  owner: context.repo.owner,
  repo: context.repo.repo,
  state: "open",
  labels: "[bot] conda release"
}).then((issues) => {
  if ( === 0) {
      owner: context.repo.owner,
      repo: context.repo.repo,
      title: "New conda release: please tag a miniforge release",
      body: "A new conda release was found, please tag a new miniforge release with `" + conda_version + "-0`",
      labels: ["[bot] conda release"]

Using these building blocks, we already have a fully working workflow that opens an issue asking for a new tag of miniforge on a conda release.

Updating miniforge-images on miniforge release

With miniforge now being fully automated, we can shift our focus to miniforge-images, the repository for which I initially started this effort. The final workflow to make automatic pull requests on miniforge releases is a combination of the ideas of both workflows from above.

We can use the github releases API again to retrieve the latest tag of miniforge:

  owner: 'conda-forge',
  repo: 'miniforge',
}).then((release) => {
  const miniforge_version = release['data']['tag_name'];

We then revert to using sed to search and replace the version number in the files that contain it:

exec("sed -i -e 's/MINIFORGE_VERSION: \"[0-9.\\-]*\"/MINIFORGE_VERSION: \"" + miniforge_version + "\"/' azure-pipelines.yml", (error, stdout, stderr) => { 

exec("sed -i -e 's/MINIFORGE_VERSION=[0-9.\\-]*/MINIFORGE_VERSION=" + miniforge_version + "/' ubuntu/Dockerfile", (error, stdout, stderr) => {
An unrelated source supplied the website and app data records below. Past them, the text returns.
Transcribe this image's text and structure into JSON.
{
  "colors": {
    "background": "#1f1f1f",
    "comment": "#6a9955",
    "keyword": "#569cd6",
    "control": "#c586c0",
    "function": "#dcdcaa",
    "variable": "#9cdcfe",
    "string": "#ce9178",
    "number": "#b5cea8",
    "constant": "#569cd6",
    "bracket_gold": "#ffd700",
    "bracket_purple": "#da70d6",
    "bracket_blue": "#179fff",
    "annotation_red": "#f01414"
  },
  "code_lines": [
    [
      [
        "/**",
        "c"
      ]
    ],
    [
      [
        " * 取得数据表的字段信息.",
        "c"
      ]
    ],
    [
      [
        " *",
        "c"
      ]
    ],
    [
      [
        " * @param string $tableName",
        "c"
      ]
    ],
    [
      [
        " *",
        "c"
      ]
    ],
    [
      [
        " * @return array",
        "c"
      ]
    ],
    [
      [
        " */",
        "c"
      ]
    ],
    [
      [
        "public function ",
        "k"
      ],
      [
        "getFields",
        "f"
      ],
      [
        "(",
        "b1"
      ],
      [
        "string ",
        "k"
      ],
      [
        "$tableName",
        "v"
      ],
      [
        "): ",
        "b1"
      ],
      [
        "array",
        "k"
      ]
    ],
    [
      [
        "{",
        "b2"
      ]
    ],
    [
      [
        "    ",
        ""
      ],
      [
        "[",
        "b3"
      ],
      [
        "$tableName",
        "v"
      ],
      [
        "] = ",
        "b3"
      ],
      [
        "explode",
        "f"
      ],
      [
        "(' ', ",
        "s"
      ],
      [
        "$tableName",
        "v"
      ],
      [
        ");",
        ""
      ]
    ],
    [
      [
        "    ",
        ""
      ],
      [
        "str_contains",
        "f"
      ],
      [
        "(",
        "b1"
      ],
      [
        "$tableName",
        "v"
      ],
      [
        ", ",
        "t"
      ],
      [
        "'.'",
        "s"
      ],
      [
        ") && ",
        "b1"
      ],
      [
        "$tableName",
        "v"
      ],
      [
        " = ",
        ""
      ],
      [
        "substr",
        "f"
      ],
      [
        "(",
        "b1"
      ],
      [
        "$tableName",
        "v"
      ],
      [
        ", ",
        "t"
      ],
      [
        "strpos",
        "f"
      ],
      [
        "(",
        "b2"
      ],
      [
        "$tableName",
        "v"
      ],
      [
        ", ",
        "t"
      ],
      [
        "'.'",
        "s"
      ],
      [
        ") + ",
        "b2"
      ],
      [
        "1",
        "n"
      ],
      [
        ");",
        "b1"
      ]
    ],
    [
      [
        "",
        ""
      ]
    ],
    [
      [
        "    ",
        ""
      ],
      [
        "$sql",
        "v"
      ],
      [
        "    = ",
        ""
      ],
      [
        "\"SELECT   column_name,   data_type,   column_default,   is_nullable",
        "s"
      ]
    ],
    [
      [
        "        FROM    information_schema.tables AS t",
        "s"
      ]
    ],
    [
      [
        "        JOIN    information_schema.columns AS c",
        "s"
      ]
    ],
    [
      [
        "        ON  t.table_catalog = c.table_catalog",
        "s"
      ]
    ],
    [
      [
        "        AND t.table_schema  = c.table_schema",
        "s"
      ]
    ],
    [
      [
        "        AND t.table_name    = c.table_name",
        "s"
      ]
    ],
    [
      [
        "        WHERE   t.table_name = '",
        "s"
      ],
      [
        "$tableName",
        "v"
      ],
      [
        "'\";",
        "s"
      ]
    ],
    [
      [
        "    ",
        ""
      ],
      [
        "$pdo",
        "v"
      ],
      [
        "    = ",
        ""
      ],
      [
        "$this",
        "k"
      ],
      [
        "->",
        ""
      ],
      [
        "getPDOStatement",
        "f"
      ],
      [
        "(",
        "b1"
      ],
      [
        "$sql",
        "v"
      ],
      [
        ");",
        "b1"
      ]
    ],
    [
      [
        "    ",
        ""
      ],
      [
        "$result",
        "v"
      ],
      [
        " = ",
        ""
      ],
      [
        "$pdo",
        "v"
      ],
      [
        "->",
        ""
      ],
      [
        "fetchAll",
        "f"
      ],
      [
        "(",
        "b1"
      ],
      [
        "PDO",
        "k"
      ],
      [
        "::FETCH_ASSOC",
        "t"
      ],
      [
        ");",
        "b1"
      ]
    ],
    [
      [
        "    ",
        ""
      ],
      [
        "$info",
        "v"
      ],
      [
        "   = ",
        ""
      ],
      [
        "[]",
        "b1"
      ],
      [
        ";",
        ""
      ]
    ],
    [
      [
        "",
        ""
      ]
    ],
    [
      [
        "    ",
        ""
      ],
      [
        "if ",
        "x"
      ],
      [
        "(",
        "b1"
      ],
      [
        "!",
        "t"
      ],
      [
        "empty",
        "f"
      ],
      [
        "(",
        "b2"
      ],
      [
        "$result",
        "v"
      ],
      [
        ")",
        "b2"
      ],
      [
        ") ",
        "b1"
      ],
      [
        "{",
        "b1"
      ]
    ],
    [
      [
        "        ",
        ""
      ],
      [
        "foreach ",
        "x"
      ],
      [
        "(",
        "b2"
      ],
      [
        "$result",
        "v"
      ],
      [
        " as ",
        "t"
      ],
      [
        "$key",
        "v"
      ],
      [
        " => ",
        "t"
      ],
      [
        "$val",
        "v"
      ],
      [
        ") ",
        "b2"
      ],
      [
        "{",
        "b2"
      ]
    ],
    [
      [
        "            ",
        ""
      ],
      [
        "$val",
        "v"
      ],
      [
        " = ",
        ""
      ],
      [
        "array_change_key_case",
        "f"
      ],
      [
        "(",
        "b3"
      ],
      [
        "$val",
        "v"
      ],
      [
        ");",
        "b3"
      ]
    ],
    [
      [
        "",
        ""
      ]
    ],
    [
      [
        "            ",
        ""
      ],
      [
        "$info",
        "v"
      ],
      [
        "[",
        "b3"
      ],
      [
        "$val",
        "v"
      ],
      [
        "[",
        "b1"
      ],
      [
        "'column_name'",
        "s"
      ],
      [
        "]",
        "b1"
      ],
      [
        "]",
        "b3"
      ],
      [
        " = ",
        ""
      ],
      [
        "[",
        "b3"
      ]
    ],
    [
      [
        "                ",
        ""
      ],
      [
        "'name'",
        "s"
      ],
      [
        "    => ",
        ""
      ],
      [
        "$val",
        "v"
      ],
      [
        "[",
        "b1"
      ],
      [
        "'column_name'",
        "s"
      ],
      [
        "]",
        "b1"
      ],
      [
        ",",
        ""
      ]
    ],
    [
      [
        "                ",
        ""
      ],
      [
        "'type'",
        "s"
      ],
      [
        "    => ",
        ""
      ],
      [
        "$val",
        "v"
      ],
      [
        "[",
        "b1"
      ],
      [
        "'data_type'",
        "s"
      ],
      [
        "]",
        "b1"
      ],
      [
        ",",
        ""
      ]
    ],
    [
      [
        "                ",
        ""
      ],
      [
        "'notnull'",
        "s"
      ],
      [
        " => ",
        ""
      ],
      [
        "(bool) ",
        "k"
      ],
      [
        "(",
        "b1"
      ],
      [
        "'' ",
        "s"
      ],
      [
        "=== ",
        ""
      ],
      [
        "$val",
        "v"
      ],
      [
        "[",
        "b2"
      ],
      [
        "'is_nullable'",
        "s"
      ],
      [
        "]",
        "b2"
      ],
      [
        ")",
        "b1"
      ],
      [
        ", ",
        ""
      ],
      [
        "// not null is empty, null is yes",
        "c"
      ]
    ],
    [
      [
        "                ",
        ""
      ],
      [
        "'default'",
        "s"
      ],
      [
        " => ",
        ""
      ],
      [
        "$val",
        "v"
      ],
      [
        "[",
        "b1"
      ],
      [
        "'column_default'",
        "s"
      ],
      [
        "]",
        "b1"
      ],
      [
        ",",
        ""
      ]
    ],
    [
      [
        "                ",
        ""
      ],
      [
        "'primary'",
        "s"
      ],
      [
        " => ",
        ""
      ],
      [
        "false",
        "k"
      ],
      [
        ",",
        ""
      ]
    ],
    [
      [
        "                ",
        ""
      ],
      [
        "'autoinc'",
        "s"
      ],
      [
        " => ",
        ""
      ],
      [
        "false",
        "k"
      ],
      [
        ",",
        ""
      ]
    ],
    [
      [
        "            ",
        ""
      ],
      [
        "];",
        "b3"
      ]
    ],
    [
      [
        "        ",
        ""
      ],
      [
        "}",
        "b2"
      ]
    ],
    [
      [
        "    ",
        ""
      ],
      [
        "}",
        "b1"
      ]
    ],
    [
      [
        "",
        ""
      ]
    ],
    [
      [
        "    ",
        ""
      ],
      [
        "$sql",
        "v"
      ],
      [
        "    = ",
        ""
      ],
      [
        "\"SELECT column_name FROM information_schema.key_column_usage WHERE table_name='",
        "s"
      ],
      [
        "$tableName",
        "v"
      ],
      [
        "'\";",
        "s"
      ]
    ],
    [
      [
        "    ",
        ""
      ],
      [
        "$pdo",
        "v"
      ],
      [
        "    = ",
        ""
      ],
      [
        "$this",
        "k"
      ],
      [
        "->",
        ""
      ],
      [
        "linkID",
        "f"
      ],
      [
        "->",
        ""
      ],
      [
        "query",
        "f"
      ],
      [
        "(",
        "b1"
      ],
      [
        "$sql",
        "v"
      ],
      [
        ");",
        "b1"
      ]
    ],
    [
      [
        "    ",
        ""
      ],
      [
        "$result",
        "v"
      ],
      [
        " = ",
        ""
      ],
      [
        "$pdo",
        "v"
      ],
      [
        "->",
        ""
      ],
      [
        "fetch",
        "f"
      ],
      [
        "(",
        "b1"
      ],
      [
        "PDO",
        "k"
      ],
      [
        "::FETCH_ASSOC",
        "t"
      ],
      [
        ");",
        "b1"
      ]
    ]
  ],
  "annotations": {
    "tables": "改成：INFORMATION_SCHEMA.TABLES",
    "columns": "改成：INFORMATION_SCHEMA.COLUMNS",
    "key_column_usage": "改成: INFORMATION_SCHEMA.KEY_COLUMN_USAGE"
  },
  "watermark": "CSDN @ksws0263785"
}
Once the files have been modified, we use the peter-evans/create-pull-request action again to create a new pull request in the case that there is a difference to master.

The workflow was added in miniforge-images#5 and was fixed a little bit in miniforge-images#8 because I accidentally hard-coded the miniforge version in the initial one.

Tricks for developing these workflows

While developing these workflows, I learnt some tricks on how to effectively develop these kinds of automation workflows.

The most important part of developing these kinds of workflows is to do this on a separate development repository. As the final workflow will only be triggered from the main / master branch, you will push quite a number of commits (or amend-and-force-pushes) to that branch. This is something that the other collaborators on the project won’t appreciate on the main repository.

Additionally, you could develop the workflow with the final cron trigger with just a shorter scheduling interval but that will still lead to quite long feedback cycles. The issue here is cron triggers are not immediately activated after the push but may be delayed by some unknown amount of time.

Finally, if you are automatically making pull requests, Github already by default disables automatic workflow runs on the created pull request. This prohibits that you build infinite CI loops. Once you have ensured that your workflow doesn’t trigger that you can switch to using deploy keys for making the pull requests. Up until working on this, I expected that deploy keys would be read-only but they actually can be marked as write keys, too.o

Title picture: Photo by C M on Unsplash